Kay Johnston Massar tells her husband, Cy Massar, about being the first girl to play Little League baseball.

Massarsquare2_small Kay Johnston Massar tells her husband, Cy Massar, about being the first girl to play Little League baseball.

StoryCorps Military Voices Initiative: Roman Coley Davis and Dan Marek

From StoryCorps | Part of the StoryCorps series | 02:49

Former Army intelligence collector Roman Coley Davis talks about a package he received while stationed in Afghanistan.

Coleydavissquare2_small Former Army intelligence collector Roman Coley Davis talks about a package he received while stationed in Afghanistan.

StoryCorps Griot: Dennis Simmonds and Roxanne Simmonds

From StoryCorps | Part of the StoryCorps series | 02:35

Roxanne Simmonds and her husband, Dennis, remember their son, police officer D.J. Simmonds, who died due to injuries he sustained confronting the Boston Marathon bombers.

Simmondssquare_small Roxanne Simmonds and her husband, Dennis, remember their son, police officer D.J. Simmonds, who died due to injuries he sustained confronting the Boston Marathon bombers.

StoryCorps Griot:Max Knauer and Kittie Weston-Knauer

From StoryCorps | Part of the StoryCorps series | 02:17

Kittie Weston-Knauer is the oldest female BMX bicycle racer in the United States. It was her son Max who introduced her to the sport more than 30 years ago.

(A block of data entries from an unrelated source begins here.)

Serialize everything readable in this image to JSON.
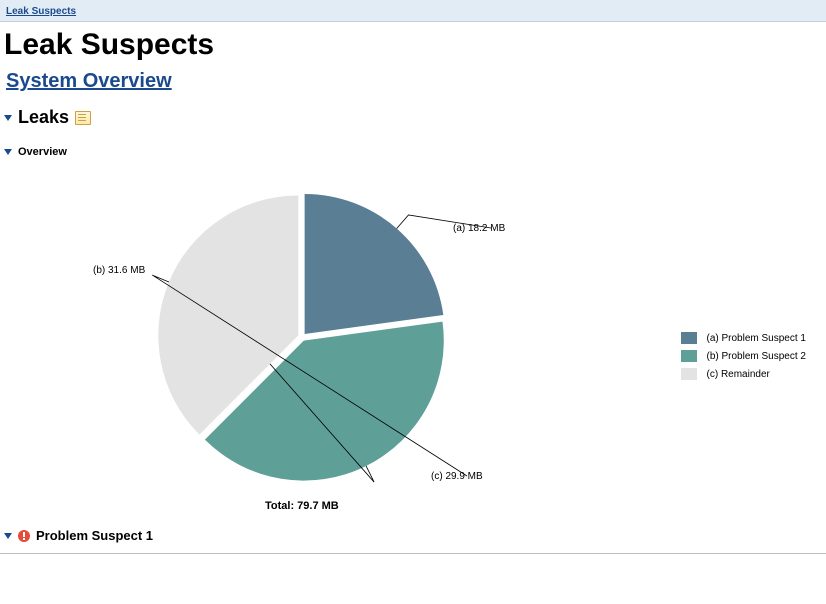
{
  "breadcrumb": "Leak Suspects",
  "title": "Leak Suspects",
  "sys_overview": "System Overview",
  "section_leaks": "Leaks",
  "section_overview": "Overview",
  "section_problem1": "Problem Suspect 1",
  "total_label": "Total: 79.7 MB",
  "slice_labels": {
    "a": "(a)  18.2 MB",
    "b": "(b)  31.6 MB",
    "c": "(c)  29.9 MB"
  },
  "legend": {
    "a": "(a)  Problem Suspect 1",
    "b": "(b)  Problem Suspect 2",
    "c": "(c)  Remainder"
  },
  "colors": {
    "a": "#5a7e93",
    "b": "#5ea097",
    "c": "#e3e3e3"
  },
  "chart_data": {
    "type": "pie",
    "title": "Leak Suspects Overview",
    "total_mb": 79.7,
    "series": [
      {
        "key": "a",
        "name": "Problem Suspect 1",
        "value_mb": 18.2,
        "color": "#5a7e93"
      },
      {
        "key": "b",
        "name": "Problem Suspect 2",
        "value_mb": 31.6,
        "color": "#5ea097"
      },
      {
        "key": "c",
        "name": "Remainder",
        "value_mb": 29.9,
        "color": "#e3e3e3"
      }
    ]
  }
}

Knauersquare_small Kittie Weston-Knauer is the oldest female BMX bicycle racer in the United States. It was her son Max who introduced her to the sport more than 30 years ago.